In 2014 the Danish government funded the "Do It for Denmark!" campaign aimed at boosting the country's low birthrate by convincing Danes to go on a holiday, since people are believed to have more sex when on vacation. (19) While it seems that a significant number of the people of Denmark do not seem to want to have any or many children, on the other side of the spectrum are other societies that are much more "child-centric," and Israel is one of them.
Research has shown that the Jewish-Israeli society is very family-oriented, with high marriage rates, relatively low divorce rates, and high birth rates. (20) The reasons for those pro-natal tendencies are said to include: biblical-religious perceptions; identification with the collective goal of fighting the "demographic threat" (i.e., the fear that the country's Arab population might eventually outnumber the Jews); the aspiration to bring up more Jewish babies especially in the wake of the Holocaust; and the fear of losing a child in war or terrorist attack (as part of the mandatory army service). (21) For minority groups in Israel, such as the LGBTQ community, the "ticket into society" is to have a baby. (22) It is therefore not surprising that the theme of the 2014 annual gay pride week in Tel Aviv was "Proud Families," with the main parade not ending at the traditional party on the beach, but at a nearby park where new gay parents could easily push their strollers and play with their children on the playground. (23)

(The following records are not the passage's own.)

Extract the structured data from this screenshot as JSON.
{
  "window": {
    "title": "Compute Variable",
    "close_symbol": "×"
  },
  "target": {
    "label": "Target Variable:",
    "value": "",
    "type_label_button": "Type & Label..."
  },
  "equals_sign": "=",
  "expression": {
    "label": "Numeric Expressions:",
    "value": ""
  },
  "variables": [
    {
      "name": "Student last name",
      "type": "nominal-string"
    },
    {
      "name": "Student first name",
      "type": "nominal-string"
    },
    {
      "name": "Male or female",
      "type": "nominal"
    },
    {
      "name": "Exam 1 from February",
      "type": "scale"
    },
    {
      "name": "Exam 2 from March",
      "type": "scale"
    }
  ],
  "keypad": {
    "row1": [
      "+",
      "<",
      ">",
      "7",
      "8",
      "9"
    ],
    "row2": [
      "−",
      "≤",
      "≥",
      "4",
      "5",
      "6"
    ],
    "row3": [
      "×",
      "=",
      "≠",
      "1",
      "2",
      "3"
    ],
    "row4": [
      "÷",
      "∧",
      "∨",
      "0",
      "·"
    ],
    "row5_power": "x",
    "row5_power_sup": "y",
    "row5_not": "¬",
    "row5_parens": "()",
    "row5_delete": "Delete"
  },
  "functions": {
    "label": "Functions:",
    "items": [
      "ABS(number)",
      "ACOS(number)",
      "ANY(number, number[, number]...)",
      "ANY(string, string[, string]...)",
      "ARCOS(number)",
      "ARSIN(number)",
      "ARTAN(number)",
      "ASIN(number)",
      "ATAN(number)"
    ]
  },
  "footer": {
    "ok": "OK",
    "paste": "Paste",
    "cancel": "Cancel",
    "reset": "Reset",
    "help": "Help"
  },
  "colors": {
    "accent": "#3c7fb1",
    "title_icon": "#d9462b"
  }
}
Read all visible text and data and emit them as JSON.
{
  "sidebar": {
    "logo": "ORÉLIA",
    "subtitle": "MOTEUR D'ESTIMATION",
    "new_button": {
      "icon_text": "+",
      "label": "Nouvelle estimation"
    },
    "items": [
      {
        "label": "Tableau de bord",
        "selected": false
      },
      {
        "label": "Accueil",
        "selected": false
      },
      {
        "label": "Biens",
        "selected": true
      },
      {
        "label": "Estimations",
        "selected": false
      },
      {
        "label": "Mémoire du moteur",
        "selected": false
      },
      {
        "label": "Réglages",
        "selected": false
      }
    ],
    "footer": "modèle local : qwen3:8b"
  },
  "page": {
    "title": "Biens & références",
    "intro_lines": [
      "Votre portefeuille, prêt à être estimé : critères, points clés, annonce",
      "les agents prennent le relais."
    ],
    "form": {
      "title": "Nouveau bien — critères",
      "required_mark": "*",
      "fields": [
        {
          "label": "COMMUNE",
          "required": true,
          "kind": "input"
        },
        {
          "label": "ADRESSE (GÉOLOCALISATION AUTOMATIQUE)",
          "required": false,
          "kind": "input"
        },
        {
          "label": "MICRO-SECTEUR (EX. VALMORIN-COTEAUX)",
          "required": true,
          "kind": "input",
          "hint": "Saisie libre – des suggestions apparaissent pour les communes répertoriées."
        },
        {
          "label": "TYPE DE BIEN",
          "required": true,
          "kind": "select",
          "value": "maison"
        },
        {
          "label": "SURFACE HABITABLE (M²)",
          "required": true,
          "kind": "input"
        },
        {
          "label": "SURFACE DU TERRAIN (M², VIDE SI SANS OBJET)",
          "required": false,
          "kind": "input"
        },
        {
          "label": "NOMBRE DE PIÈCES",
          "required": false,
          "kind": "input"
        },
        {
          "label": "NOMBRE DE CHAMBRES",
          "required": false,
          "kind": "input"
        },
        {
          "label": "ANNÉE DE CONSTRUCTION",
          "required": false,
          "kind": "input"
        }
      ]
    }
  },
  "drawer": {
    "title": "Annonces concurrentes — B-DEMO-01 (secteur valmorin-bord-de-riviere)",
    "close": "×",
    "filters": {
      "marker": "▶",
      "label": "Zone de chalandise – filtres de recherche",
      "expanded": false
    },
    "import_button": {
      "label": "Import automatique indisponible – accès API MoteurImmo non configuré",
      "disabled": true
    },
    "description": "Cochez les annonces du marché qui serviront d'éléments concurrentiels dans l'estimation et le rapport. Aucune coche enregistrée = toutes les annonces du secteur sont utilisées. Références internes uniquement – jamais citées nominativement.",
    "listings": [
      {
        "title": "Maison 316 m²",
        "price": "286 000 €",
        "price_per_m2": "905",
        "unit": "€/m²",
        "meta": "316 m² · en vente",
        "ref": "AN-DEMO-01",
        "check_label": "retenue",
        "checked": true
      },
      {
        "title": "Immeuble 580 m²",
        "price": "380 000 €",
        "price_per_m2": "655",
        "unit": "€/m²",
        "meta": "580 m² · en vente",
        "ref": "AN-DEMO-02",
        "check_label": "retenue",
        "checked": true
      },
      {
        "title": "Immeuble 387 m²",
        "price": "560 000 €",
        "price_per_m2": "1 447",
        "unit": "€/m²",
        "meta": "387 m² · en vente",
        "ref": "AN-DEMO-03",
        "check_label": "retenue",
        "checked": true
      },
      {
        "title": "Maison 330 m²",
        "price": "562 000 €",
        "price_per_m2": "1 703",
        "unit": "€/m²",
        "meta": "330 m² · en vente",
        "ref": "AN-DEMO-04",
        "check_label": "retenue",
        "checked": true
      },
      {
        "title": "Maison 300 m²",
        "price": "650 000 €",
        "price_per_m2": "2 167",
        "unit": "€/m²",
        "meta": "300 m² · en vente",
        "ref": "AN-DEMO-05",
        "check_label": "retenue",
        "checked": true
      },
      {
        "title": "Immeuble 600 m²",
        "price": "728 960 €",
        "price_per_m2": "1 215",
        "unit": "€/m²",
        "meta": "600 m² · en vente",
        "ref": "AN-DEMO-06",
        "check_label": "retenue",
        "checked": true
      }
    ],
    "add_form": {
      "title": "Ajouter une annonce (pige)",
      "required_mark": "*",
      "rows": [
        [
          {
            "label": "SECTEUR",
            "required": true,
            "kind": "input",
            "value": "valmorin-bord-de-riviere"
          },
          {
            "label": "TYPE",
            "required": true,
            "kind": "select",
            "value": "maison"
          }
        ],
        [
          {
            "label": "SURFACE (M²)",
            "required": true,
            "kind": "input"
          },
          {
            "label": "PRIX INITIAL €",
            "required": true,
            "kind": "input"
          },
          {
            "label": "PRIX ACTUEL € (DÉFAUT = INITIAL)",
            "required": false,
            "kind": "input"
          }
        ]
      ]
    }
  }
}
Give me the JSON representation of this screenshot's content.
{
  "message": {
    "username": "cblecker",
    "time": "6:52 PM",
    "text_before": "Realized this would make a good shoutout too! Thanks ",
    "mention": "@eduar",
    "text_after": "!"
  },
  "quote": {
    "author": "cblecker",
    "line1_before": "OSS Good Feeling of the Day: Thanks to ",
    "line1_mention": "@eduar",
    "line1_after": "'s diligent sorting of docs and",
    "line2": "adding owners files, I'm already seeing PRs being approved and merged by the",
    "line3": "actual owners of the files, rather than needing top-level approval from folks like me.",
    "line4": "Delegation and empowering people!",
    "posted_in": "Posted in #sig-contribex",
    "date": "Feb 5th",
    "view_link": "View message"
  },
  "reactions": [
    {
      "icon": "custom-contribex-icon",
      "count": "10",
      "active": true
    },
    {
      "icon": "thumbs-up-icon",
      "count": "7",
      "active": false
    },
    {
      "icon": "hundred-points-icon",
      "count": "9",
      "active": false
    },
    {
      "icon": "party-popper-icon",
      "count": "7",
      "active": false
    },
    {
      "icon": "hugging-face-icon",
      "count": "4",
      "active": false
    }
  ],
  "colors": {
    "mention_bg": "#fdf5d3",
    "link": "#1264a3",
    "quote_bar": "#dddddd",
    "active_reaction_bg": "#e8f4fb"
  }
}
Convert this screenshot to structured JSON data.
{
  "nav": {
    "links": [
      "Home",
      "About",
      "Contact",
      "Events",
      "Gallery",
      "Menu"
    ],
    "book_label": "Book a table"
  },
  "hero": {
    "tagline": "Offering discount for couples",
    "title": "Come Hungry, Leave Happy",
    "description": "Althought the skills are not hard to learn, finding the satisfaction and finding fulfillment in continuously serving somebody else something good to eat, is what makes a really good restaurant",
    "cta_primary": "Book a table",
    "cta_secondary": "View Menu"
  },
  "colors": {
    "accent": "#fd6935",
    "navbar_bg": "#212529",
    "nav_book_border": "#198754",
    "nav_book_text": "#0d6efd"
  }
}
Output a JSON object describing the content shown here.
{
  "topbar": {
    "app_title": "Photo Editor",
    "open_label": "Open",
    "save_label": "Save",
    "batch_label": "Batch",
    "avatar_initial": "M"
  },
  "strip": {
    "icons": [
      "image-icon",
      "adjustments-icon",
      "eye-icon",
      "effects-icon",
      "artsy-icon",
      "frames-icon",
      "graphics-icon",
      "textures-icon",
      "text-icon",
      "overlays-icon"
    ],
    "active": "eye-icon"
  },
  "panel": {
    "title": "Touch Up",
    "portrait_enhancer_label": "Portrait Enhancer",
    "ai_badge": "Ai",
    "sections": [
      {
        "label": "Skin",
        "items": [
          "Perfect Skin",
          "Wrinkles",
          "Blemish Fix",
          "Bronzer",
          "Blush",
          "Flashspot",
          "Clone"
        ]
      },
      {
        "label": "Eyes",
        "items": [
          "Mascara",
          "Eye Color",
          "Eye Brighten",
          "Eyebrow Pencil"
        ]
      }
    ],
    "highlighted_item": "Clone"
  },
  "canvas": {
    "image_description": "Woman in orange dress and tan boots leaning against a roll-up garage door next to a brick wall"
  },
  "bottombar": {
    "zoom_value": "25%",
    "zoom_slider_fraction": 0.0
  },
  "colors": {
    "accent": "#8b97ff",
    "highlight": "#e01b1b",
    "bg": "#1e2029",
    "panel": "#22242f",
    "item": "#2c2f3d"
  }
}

With regard to the United States, according to a 2013 Gallup survey, most Americans have a desire to have children, and that attitude has remained unchanged over the past two decades. More than nine in ten adults say they already have children, are planning to have...